• _Instructions for the task_:
Please read the records below and return each line holding the string "menu".

• _Given records_:

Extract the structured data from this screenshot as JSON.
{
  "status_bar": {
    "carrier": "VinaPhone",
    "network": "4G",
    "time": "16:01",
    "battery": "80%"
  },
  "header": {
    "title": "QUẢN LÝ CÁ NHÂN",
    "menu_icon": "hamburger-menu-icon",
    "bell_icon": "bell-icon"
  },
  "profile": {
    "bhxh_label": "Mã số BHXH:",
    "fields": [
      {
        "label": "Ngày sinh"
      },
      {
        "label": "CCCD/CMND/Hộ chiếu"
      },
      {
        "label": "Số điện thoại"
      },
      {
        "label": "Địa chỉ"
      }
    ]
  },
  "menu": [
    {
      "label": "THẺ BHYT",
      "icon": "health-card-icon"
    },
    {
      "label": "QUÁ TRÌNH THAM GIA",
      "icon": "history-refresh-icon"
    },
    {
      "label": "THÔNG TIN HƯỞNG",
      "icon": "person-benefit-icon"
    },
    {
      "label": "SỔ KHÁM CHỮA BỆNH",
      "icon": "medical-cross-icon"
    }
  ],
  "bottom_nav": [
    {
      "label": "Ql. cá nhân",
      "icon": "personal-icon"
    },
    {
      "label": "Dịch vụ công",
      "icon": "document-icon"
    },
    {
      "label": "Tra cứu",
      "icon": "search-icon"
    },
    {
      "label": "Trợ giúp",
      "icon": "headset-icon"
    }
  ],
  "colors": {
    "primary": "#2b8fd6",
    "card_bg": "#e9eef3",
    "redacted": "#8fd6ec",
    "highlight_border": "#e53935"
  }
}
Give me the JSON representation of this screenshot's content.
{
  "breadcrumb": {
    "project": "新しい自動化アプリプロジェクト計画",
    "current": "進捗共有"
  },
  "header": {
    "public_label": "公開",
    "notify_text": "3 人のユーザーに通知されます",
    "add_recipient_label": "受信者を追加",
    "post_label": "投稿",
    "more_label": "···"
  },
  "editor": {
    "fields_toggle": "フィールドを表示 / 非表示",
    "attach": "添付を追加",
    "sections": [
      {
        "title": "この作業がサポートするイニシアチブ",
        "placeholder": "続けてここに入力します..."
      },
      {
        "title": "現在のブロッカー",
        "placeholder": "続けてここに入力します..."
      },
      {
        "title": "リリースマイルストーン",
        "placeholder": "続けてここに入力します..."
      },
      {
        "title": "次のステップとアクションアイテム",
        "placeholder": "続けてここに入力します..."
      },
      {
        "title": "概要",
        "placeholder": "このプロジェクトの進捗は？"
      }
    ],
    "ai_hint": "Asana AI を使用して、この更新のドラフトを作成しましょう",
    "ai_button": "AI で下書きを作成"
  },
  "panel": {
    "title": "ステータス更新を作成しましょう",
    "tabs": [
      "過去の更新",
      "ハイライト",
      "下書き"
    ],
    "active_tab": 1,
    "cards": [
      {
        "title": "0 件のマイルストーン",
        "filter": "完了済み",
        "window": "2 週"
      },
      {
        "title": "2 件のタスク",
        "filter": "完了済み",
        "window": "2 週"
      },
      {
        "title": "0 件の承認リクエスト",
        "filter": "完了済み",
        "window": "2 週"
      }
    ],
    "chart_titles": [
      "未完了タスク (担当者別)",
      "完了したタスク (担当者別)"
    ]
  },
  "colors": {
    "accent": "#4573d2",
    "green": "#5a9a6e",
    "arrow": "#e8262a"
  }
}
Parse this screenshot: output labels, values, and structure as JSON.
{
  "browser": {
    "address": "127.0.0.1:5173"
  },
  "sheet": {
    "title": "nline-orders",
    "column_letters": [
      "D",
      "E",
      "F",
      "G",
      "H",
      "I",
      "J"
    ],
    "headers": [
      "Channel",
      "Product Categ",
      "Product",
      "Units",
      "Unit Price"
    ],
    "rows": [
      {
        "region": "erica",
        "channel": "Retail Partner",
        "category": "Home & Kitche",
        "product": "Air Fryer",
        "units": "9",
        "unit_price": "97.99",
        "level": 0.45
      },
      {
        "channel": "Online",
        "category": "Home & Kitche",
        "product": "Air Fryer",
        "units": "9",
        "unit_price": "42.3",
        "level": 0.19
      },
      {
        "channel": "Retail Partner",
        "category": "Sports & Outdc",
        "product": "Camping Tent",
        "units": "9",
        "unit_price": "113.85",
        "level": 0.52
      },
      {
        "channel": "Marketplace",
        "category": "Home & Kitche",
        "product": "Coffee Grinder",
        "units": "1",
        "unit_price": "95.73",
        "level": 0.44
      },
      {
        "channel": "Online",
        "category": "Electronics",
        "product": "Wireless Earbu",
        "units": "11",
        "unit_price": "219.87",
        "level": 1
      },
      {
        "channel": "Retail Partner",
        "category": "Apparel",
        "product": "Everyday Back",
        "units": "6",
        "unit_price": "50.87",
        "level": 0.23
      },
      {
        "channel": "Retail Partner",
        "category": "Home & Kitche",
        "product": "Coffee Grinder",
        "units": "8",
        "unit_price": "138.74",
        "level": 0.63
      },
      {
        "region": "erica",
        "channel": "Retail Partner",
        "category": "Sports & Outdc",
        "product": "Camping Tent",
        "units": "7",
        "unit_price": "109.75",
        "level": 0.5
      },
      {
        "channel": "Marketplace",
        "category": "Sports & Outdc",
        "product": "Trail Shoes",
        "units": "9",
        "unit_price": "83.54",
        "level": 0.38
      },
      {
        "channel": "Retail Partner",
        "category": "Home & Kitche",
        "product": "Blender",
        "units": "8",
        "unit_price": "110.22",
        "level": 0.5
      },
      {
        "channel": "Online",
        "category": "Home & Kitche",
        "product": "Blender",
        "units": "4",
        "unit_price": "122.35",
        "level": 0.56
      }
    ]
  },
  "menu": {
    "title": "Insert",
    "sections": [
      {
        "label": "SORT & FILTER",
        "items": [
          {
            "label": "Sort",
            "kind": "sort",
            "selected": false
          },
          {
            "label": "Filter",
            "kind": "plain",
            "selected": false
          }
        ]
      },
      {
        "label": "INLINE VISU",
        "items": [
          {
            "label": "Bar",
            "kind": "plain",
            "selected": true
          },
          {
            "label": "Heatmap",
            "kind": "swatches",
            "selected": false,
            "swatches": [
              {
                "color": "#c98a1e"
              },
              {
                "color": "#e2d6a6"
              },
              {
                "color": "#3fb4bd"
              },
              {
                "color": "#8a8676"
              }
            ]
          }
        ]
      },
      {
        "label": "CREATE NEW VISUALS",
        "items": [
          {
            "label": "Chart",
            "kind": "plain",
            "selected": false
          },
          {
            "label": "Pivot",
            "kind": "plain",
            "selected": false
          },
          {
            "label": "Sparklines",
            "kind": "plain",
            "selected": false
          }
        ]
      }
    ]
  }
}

• _Solution to this problem_:
    "menu_icon": "hamburger-menu-icon",
  "menu": [
  "menu": {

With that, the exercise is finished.